If you feel like you’re the parents, let your siblings be the children. Don’t think of it as a babysitting job. Think of it as an opportunity to be responsible and bonding with your sibling. Ask family members for help when it comes to holiday social gatherings and other situations. And discuss future plans when you have doubts about adulthood. Find a safe haven in case your autistic sibling gets aggressive. Help your parents create an intervention plan. Parents, educate your non-autistic children about their sibling’s disorder.
Dr. Raun Melmed, co-founder and medical director of the Southwest Autism Research and Resource Center in Phoenix, suggests including non-autistic children in visits to the doctor or other autism professionals. A great way for kids is to meet other siblings of autistic children, which they can do at sibling workshops. Siblings will commonly have negative feelings, some might never connect or want to connect with their autistic siblings, but the good news is that typical siblings often turn out to be more compassionate and caring than average. Love your sibling unconditionally. Let them come to you. This advice for parents and siblings may also apply to relatives and guardians.
Tell the person with autism your name. Hang out with them. Bonding is a great way to get along with each other. People with autism encounter great difficulties in social interactions. This is a way of being for them. Most often you may need to be the one to make first contact and initiate any discussion. They show little interest in playing games, etc., so you may need to be the one who initiates these interactions. Hanging out with them all the time may make them feel like they are the most important person in the world. Ask them their dislikes. Some people with autism have louder hearing than we do. Help them out with anything including their problems. Compliment them. Find little things that they are good at and notice them. They will have more confidence with things that they do, and that will help them stand up for themselves in the future.
Don’t push them too hard at anything or they get stressed out. Give them time and space. Sometimes they like to be alone to think, so if they ask you to go away, do what they say, or if they seem upset, ask them if they are. Don’t take it personally if they don’t respond. They’re wrapped up in something else, not being ignorant. If they say no at joining a club or going to your house or whatever social opportunity it is, it doesn’t mean they’re rude. They just want to think about it whether they want to do it or not. Don’t encourage them to do bad things or force them to do things they don’t want to do. Don’t pressure them to give up on things they love.
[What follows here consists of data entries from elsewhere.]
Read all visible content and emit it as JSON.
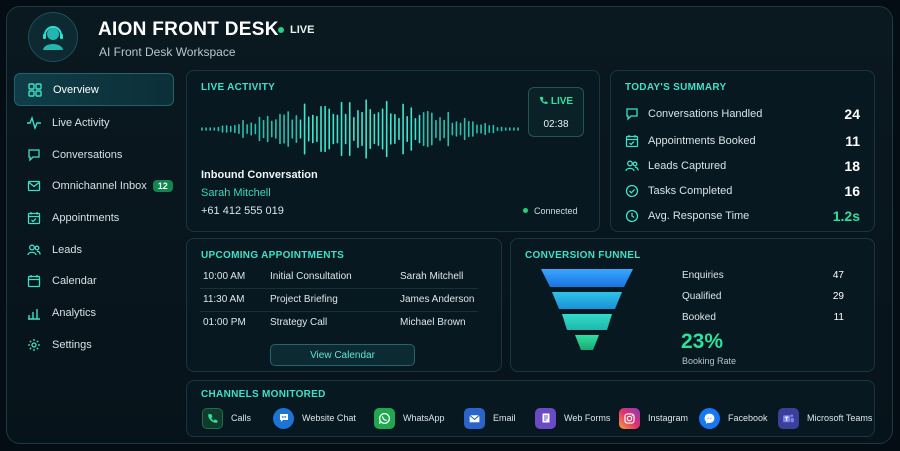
{
  "header": {
    "title": "AION FRONT DESK",
    "status": "LIVE",
    "subtitle": "AI Front Desk Workspace",
    "avatar_icon": "headset-agent-icon"
  },
  "sidebar": {
    "items": [
      {
        "label": "Overview",
        "icon": "grid-icon",
        "active": true
      },
      {
        "label": "Live Activity",
        "icon": "pulse-icon"
      },
      {
        "label": "Conversations",
        "icon": "chat-bubble-icon"
      },
      {
        "label": "Omnichannel Inbox",
        "icon": "inbox-icon",
        "badge": "12"
      },
      {
        "label": "Appointments",
        "icon": "calendar-check-icon"
      },
      {
        "label": "Leads",
        "icon": "users-icon"
      },
      {
        "label": "Calendar",
        "icon": "calendar-icon"
      },
      {
        "label": "Analytics",
        "icon": "bar-chart-icon"
      },
      {
        "label": "Settings",
        "icon": "gear-icon"
      }
    ]
  },
  "live_activity": {
    "title": "LIVE ACTIVITY",
    "live_badge": "LIVE",
    "timer": "02:38",
    "conversation_type": "Inbound Conversation",
    "caller_name": "Sarah Mitchell",
    "caller_phone": "+61 412 555 019",
    "connection_status": "Connected"
  },
  "summary": {
    "title": "TODAY'S SUMMARY",
    "rows": [
      {
        "label": "Conversations Handled",
        "value": "24",
        "icon": "chat-bubble-icon"
      },
      {
        "label": "Appointments Booked",
        "value": "11",
        "icon": "calendar-check-icon"
      },
      {
        "label": "Leads Captured",
        "value": "18",
        "icon": "users-icon"
      },
      {
        "label": "Tasks Completed",
        "value": "16",
        "icon": "check-circle-icon"
      },
      {
        "label": "Avg. Response Time",
        "value": "1.2s",
        "icon": "clock-icon"
      }
    ]
  },
  "appointments": {
    "title": "UPCOMING APPOINTMENTS",
    "rows": [
      {
        "time": "10:00 AM",
        "type": "Initial Consultation",
        "name": "Sarah Mitchell"
      },
      {
        "time": "11:30 AM",
        "type": "Project Briefing",
        "name": "James Anderson"
      },
      {
        "time": "01:00 PM",
        "type": "Strategy Call",
        "name": "Michael Brown"
      }
    ],
    "button": "View Calendar"
  },
  "funnel": {
    "title": "CONVERSION FUNNEL",
    "stages": [
      {
        "label": "Enquiries",
        "value": "47"
      },
      {
        "label": "Qualified",
        "value": "29"
      },
      {
        "label": "Booked",
        "value": "11"
      }
    ],
    "rate": "23%",
    "rate_label": "Booking Rate"
  },
  "channels": {
    "title": "CHANNELS MONITORED",
    "items": [
      {
        "label": "Calls",
        "icon": "phone-icon",
        "color": "#1f6f4a"
      },
      {
        "label": "Website Chat",
        "icon": "chat-icon",
        "color": "#1b74d6"
      },
      {
        "label": "WhatsApp",
        "icon": "whatsapp-icon",
        "color": "#1fa84f"
      },
      {
        "label": "Email",
        "icon": "email-icon",
        "color": "#2a63c9"
      },
      {
        "label": "Web Forms",
        "icon": "form-icon",
        "color": "#6a4bc4"
      },
      {
        "label": "Instagram",
        "icon": "instagram-icon",
        "color": "#d6387a"
      },
      {
        "label": "Facebook",
        "icon": "messenger-icon",
        "color": "#1877f2"
      },
      {
        "label": "Microsoft Teams",
        "icon": "teams-icon",
        "color": "#5b5fc7"
      }
    ]
  },
  "colors": {
    "accent": "#3ee0c8",
    "success": "#2de19d",
    "background": "#050d14"
  }
}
If you don’t like some of their interests, ignore it. Maybe you’ll have something else in common with them. Find a way to put up with their quirks. Like any other friendship, stay loyal. You’ve got their backs no matter what. Love your friends unconditionally. Treat them like a regular person, a human being. Nothing to be ashamed of having an autistic friend. If they get bullied often, stand up for them. Even if the bully is your best friend. Getting your friends to be nice to your friend with autism will help him or her feel like they are not just a person but an important person. Always be there for them. It will make him/her feel appreciated! Everyone, remember this: You are not alone. Autism is a unique thing.